If I recall correctly, the cost to use those air tube headphones was $5.00; and unlike the earbuds distributed by some airlines, you could not keep them — not that you would want to keep them, as they were useless outside of airplanes. Unlike those old air tube headphones, at least the current earbuds are equipped with a universal jack which you could use on a plethora of electronic devices — including music players and “smartphones.”
4. Seat Back Organizers
“These carefully constructed organized pouches that strap to the seat in front of you are just plain annoying. Do you really need to bring that many gadgets, paperwork, and electronics to set up a full-on executive desk in an economy class seat? What happens when something mistakenly falls out when your seatmate escapes to the bathroom?”
I have to say that I have not seen these products in use during a flight; but I certainly do not need one. My belongings are organized in either the bag with my personal belongs or my small camera bag — both of which I carry aboard the aircraft…
…and when necessary, I can usually fit my small camera bag into the other bag.
I agree with this one — but that is merely my opinion.
“It used to be that a big bulky and expensive camera was a status symbol. Now it’s a relic. While it sounds surprising to even include this popular item in this list, most smartphones now provide excellent picture quality. So lugging along a separate camera is increasingly a waste of precious space. Sure, professional photographers can’t do without their full repertoire of equipment, but for the rest of us, why bulk up your bag?”
I was ready to vehemently disagree with this last item — until I read that last sentence. As a person who has worked as a professional photographer for years, mobile telephones — despite their advances in technology — are not always adequate to get that good photograph.
When I travel, I combine the aspects in professional photography with the archival potential of an image to document where I have been. I carry one single-lens reflex camera with two adjustable lenses; and although I could always use a good wide-angle lens, I strive to keep what I carry with me at a minimum. This means no heavy or bulky items — such as a full-sized tripod, for example.
Although I have never tried one, I understand that a good compromise is what is known as a mirrorless camera, which incorporates many of the functions of a single-lens reflex camera — including the ability to change lenses — but without the bulk.
If you just want a simple camera to document your travels, then your mobile telephone or portable electronic device — most likely already equipped with a camera function — should suffice; but if you are looking to up the ante in terms of the quality of your photographs and you are willing to spend some money, consider investing in either a mirrorless camera or a single-lens reflex camera.

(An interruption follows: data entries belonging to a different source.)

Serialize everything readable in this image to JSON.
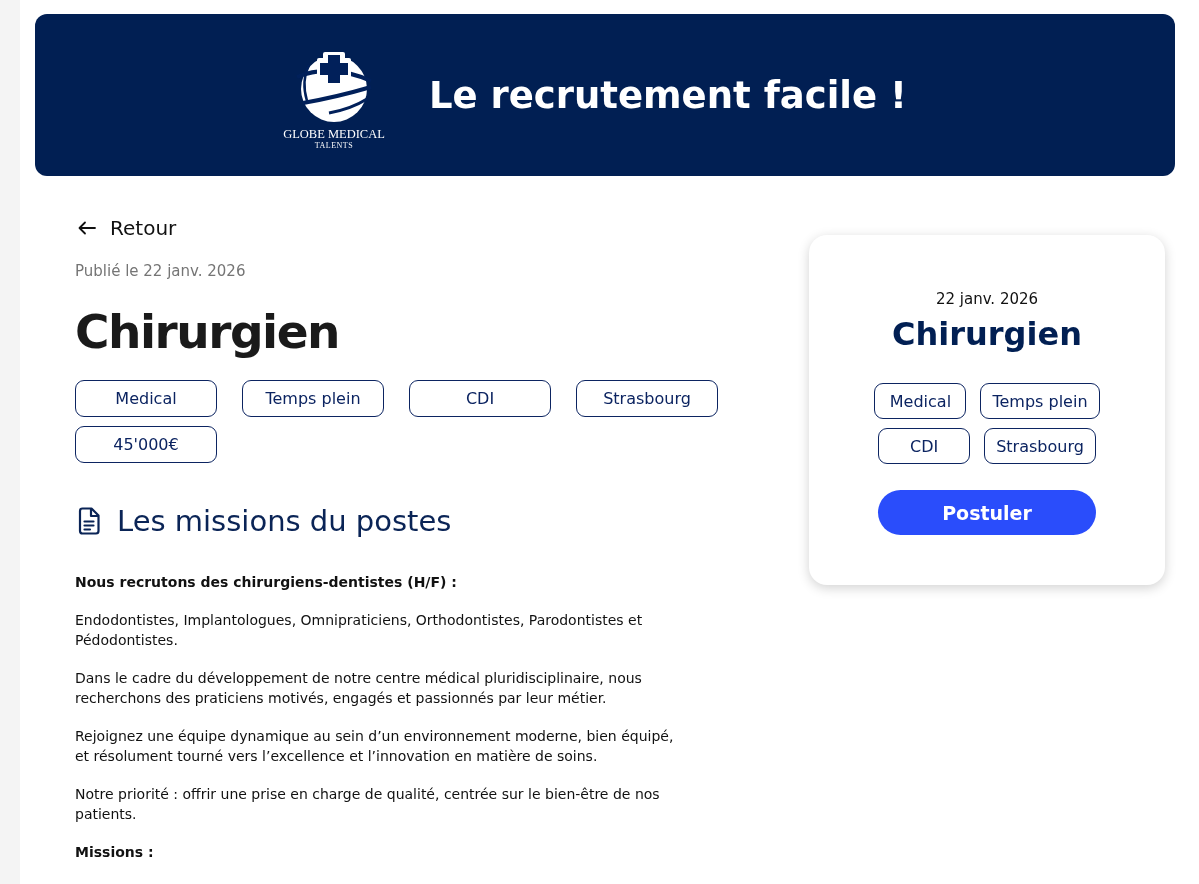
{
  "header": {
    "logo": {
      "name": "GLOBE MEDICAL",
      "subtitle": "TALENTS"
    },
    "tagline": "Le recrutement facile !"
  },
  "job": {
    "back_link": "Retour",
    "published": "Publié le 22 janv. 2026",
    "title": "Chirurgien",
    "tags": [
      "Medical",
      "Temps plein",
      "CDI",
      "Strasbourg",
      "45'000€"
    ]
  },
  "missions": {
    "heading": "Les missions du postes",
    "paragraphs": [
      {
        "kind": "bold",
        "text": "Nous recrutons des chirurgiens-dentistes (H/F) :"
      },
      {
        "kind": "text",
        "text": "Endodontistes, Implantologues, Omnipraticiens, Orthodontistes, Parodontistes et Pédodontistes."
      },
      {
        "kind": "text",
        "text": "Dans le cadre du développement de notre centre médical pluridisciplinaire, nous recherchons des praticiens motivés, engagés et passionnés par leur métier."
      },
      {
        "kind": "text",
        "text": "Rejoignez une équipe dynamique au sein d’un environnement moderne, bien équipé, et résolument tourné vers l’excellence et l’innovation en matière de soins."
      },
      {
        "kind": "text",
        "text": "Notre priorité : offrir une prise en charge de qualité, centrée sur le bien-être de nos patients."
      },
      {
        "kind": "bold",
        "text": "Missions :"
      }
    ]
  },
  "summary_card": {
    "date": "22 janv. 2026",
    "title": "Chirurgien",
    "tags": [
      "Medical",
      "Temps plein",
      "CDI",
      "Strasbourg"
    ],
    "apply_button": "Postuler"
  }
}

Bonus: Armrest Products
Three arguably useless — or useful, depending on your perspective — travel products which attempt to solve the ongoing armrest “wars” are presented in additional detail and images in this article written by me on Thursday,
For me, the mantra is to carry as little as possible whenever I travel — but if the value of any of the aforementioned items outweighs less weight and bulk with regard to traveling light, who is to say that those products are indeed useless — especially if they do not inconvenience or irritate fellow passengers?
All photographs ©2016 by Brian Cohen.